== SOURCE INFORMATION ==
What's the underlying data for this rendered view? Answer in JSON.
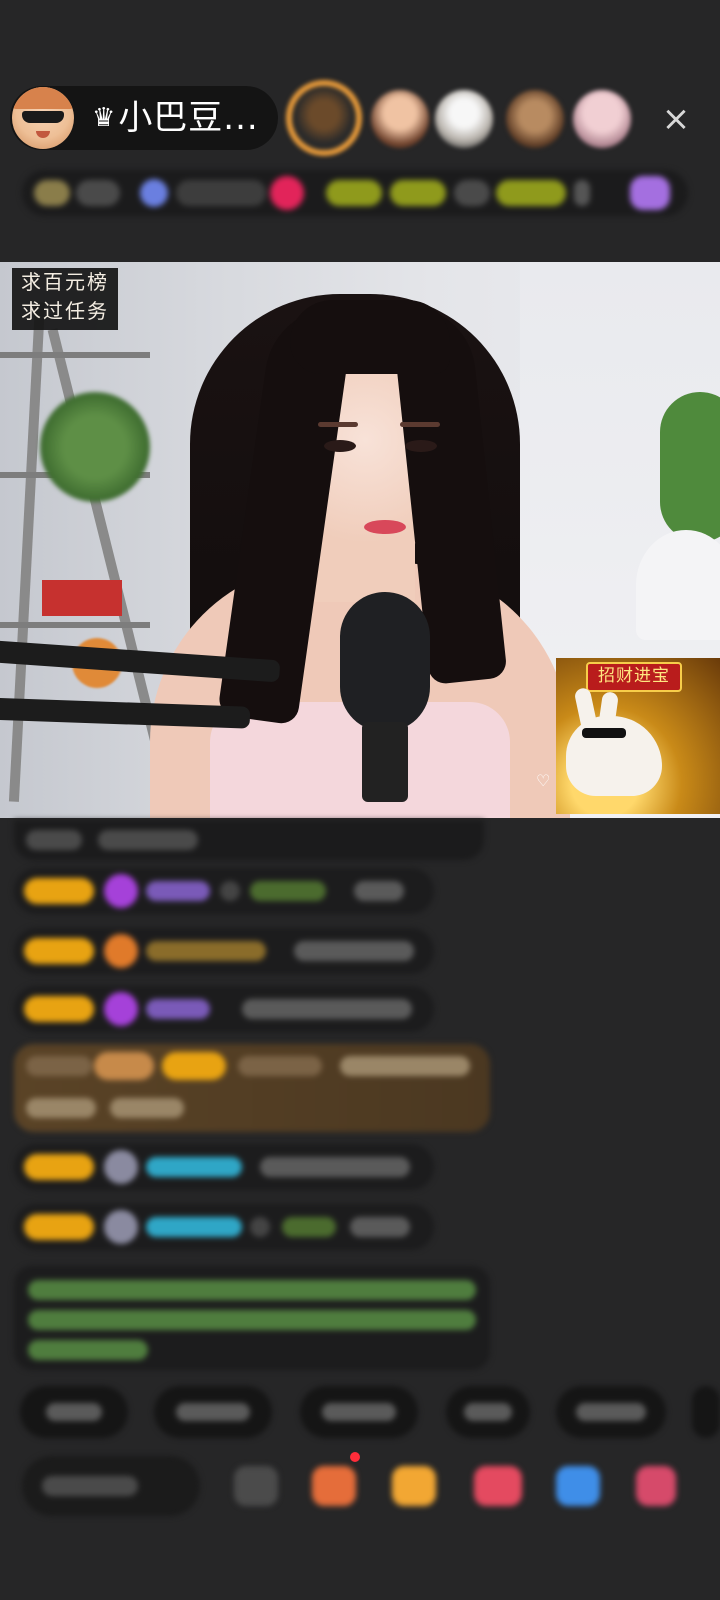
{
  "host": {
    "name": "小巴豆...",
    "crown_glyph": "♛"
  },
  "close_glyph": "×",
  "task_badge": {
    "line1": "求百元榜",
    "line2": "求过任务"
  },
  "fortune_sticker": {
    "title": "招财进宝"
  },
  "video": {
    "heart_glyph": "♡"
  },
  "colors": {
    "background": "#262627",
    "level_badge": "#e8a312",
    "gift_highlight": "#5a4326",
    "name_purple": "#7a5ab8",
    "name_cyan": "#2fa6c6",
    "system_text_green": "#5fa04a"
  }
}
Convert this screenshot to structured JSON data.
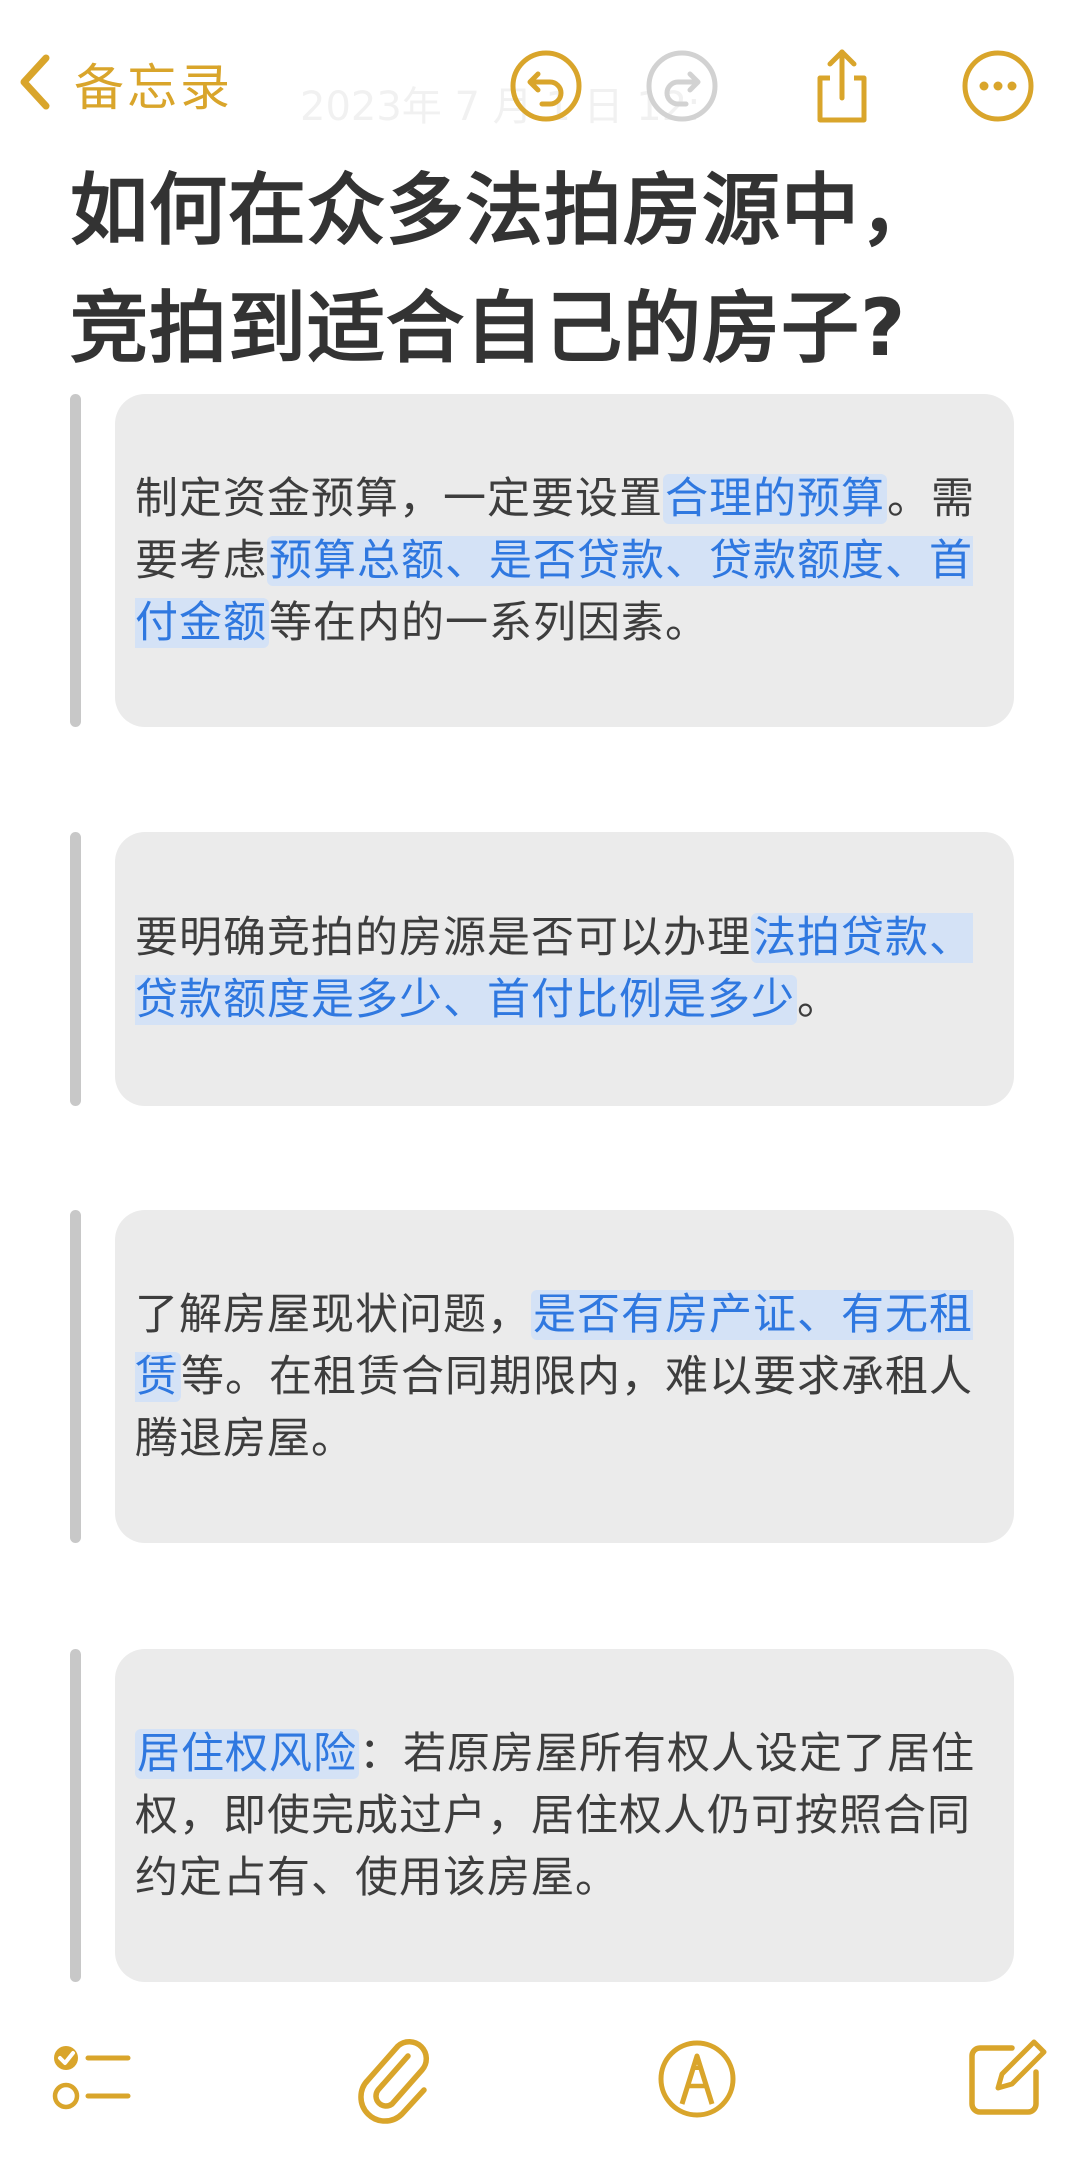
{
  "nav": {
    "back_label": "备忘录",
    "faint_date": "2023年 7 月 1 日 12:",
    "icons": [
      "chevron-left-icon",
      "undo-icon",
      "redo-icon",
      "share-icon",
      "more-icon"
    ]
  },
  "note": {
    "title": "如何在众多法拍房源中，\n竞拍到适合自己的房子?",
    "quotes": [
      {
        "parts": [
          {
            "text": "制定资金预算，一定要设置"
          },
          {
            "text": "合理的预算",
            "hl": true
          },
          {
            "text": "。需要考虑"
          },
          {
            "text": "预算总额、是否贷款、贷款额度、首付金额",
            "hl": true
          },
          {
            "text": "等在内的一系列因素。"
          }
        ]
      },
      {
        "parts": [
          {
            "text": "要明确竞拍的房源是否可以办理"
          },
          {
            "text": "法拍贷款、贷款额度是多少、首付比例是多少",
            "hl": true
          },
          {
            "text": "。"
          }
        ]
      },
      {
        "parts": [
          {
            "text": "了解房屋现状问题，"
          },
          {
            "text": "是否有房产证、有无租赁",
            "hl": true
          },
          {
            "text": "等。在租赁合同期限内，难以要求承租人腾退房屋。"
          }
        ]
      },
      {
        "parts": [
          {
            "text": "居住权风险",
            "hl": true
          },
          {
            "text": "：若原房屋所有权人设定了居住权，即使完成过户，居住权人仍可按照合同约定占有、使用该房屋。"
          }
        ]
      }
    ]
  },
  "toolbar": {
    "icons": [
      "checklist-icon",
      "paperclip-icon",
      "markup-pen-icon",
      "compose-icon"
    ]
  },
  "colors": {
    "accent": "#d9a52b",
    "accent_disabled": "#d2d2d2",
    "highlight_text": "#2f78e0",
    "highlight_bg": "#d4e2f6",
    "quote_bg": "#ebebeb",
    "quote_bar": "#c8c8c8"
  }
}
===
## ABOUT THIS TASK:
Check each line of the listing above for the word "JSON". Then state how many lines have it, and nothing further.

## SOLUTION FOR THIS TASK:
2